In December 2017, inspired by Lin-Manuel Miranda’s Hamilton: An American Musical, I recreated Fidel Castro’s history as narrated by the Cuban people he subjugated for over five decades of dictatorship. (You can listen to that song here; trigger warning: it is in Spanish.)
Last week, using the same song, I wrote “Cuba for Foreign Correspondents and College Professors,” those two demographic groups that, in spite of the overwhelming evidence, continue to give the benefit of the doubt to the Castro regime, which was recently inherited by Miguel Díaz Canel.
I have a couple of friends who have already included the song in their history unit on Cuba, alongside my articles “Cuba and the Art of Repression” and ”A Tale of Two Cities.” (They teach in middle and high school. So, come to think of it, this is really for educators K-16.) Feel free to include all these materials in your curriculum!
Cuba for Foreign Correspondents and College Professors
Music: Lin-Manuel Miranda
Lyrics: Alexis Romay
How does a violent person who came to power
by shooting people, starting in the 50s,
and ruined the hopes of the Cuban nation
somehow manage to gain your admiration?
The Firing Squads he ordered, ala KGB,
became our terror when shown on live TV.
By the early 60s, people were afraid.
Many chose to flee. Many chose to stay.
His gun was in his holster.
He placed it on the table.
He was a horror show,
presented as a fable.
The camp’s motto was:
“work will make you men.”
What don’t you understand?
He wanted to harvest
ten million tons of sugar cane.
(The effect on the economy
was worse than a hurricane.)
He brought the world to the brink
of nuclear annihilation,
but the will of the Cuban people
wasn’t on the equation.
In fact, the will of the people
has never been considered.
Castro’s dynasty bloomed,
while the country withered.
Cuba IS a dictatorship.

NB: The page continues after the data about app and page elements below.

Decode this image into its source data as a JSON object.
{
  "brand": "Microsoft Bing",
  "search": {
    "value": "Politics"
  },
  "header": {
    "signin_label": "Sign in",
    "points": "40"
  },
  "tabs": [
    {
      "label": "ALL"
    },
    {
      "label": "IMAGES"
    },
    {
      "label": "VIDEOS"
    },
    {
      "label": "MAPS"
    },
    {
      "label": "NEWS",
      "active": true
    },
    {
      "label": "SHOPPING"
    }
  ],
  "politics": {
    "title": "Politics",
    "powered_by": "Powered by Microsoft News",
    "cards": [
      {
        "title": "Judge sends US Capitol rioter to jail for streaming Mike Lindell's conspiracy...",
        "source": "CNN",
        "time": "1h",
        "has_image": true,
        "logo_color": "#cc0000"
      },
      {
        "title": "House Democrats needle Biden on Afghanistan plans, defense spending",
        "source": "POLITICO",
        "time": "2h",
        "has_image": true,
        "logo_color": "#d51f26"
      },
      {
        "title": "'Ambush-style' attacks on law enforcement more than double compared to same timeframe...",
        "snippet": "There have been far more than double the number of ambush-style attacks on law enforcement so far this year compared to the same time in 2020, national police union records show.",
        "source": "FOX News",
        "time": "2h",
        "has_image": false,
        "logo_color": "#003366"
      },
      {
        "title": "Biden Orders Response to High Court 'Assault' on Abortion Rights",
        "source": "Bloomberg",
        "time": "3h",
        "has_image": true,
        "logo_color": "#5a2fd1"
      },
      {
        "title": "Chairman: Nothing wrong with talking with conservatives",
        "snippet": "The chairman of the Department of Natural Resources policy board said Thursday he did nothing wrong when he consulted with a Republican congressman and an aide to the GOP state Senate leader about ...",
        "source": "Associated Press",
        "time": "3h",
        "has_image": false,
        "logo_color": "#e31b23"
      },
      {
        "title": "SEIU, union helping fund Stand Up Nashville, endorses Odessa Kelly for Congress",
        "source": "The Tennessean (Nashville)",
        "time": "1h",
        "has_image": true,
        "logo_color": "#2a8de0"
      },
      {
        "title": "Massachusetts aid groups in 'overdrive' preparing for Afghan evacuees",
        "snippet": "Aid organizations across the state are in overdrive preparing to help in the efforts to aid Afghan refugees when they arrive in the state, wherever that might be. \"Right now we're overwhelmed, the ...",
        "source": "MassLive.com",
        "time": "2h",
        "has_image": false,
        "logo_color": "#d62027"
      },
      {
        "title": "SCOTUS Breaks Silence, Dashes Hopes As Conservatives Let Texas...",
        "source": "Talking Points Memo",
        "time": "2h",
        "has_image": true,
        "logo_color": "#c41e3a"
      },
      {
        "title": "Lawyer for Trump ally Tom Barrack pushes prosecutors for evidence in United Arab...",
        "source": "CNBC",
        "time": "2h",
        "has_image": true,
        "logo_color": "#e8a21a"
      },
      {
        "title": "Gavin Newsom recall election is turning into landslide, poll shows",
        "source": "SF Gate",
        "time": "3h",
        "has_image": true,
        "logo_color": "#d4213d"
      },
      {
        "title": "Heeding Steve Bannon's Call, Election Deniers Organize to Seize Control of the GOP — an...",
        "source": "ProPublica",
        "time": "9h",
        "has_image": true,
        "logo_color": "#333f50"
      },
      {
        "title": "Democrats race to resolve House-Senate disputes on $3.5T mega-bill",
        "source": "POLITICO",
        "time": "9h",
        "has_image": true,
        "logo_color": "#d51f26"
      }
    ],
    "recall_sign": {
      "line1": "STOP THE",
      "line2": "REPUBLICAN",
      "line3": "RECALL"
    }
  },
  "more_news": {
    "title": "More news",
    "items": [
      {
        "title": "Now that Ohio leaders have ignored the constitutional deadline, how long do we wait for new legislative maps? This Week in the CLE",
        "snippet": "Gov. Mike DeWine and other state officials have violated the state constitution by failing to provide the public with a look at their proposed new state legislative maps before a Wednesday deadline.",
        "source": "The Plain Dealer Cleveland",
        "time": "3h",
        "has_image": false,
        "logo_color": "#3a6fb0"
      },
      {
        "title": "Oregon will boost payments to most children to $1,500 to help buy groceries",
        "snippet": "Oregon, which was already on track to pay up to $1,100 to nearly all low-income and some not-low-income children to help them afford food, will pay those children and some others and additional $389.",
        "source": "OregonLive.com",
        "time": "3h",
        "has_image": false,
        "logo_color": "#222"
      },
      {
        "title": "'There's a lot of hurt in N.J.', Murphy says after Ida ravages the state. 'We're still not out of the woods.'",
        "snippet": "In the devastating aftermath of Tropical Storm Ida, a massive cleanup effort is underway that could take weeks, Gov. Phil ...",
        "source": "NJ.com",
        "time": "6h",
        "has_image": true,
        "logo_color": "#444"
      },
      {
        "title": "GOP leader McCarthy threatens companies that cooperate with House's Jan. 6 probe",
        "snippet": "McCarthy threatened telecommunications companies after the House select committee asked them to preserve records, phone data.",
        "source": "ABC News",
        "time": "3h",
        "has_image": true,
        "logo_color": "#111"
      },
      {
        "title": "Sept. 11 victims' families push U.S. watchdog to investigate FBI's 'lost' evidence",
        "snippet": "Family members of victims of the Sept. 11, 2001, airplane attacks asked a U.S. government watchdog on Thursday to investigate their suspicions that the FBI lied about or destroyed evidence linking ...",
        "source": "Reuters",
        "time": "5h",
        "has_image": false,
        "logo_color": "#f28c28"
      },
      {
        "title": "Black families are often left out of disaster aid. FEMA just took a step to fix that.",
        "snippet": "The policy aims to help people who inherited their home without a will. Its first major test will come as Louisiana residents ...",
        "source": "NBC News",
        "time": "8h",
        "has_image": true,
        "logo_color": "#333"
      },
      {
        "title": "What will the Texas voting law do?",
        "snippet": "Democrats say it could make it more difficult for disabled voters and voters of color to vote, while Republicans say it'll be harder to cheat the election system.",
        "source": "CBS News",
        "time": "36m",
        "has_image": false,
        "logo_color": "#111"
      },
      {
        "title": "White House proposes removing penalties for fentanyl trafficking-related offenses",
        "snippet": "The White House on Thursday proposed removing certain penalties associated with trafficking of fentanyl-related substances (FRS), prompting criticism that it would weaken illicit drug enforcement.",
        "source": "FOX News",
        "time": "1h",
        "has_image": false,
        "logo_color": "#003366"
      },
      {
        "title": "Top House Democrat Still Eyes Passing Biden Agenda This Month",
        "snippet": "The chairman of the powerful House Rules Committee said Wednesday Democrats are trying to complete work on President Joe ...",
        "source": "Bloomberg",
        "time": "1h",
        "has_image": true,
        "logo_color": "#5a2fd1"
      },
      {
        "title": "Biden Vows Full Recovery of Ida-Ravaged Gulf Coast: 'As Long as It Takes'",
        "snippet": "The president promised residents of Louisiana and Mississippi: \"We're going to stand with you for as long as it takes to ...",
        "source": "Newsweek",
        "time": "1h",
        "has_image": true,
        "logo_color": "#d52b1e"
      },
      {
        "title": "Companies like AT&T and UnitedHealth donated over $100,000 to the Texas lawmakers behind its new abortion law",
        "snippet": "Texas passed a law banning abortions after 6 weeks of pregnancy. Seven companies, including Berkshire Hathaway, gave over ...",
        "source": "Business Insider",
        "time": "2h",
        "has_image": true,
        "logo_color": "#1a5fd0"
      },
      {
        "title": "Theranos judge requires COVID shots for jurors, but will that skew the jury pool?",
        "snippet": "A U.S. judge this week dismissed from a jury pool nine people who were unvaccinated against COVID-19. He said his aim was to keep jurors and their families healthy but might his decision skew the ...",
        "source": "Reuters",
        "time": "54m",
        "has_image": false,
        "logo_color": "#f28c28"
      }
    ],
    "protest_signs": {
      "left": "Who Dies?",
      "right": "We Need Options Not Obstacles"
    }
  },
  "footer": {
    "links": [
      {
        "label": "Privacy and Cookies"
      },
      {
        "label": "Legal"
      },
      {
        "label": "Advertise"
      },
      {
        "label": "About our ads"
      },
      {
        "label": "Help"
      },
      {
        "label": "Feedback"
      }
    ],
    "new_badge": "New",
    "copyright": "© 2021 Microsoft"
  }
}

Cuba HAS BEEN a dictatorship.
There’s only one legal party in the land.
Would you please take a stand?
Castro turned milk into powder,
dreams into nightmares.
He forced Cubans to march
in the streets and in the squares.
He invented these horrible
“acts of repudiation.”
[Sotto voce] They are pogroms.
They are an abomination.
He ruled with an iron fist.
Raúl was by his side.
He made some strange bedfellows
while looking far and wide.
Now that the documents
have been declassified:
let their mutual crimes slide.
He loved sending Cuban troops
to wars around the world.
He didn’t discriminate,
he sent the young and the old.
Since he wanted to look
like he was doing them a favor,
he also sent Cuban doctors
the ones who had done his bidding.
He terrorized our whole nation.
I wish this was just me kidding.
He colonized Venezuela
under Chávez and Maduro.
To the hunger in the present,
he responded: “El futuro.”
On 2016, he showed
that he was just a mere mortal,
and, for Thanksgiving that year,
he crossed the final portal.
In Dante’s circle of Hell
where the violent lament,
he’ll hear for eternity
the Cuban discontent.
Oh, Fidel Hipólito.
(Yes, that was his given name.)
We are so glad that you are not around.
Yet the repression is just the same.
Oh, Fidel Hipólito.
History won’t be kind to you.
It will note that you used your henchmen
to impose your point of view.
Cubans are in the streets
while the police enforce
their tactics of persuasion.
The New York Times applauded you
(didn’t call you a dictator).
Allende trusted you.
What about him?
And Díaz Canel…
is the idiot who quotes you.
Feel free to fact-check this song.
What was this about?
It was Fidel Hipólito.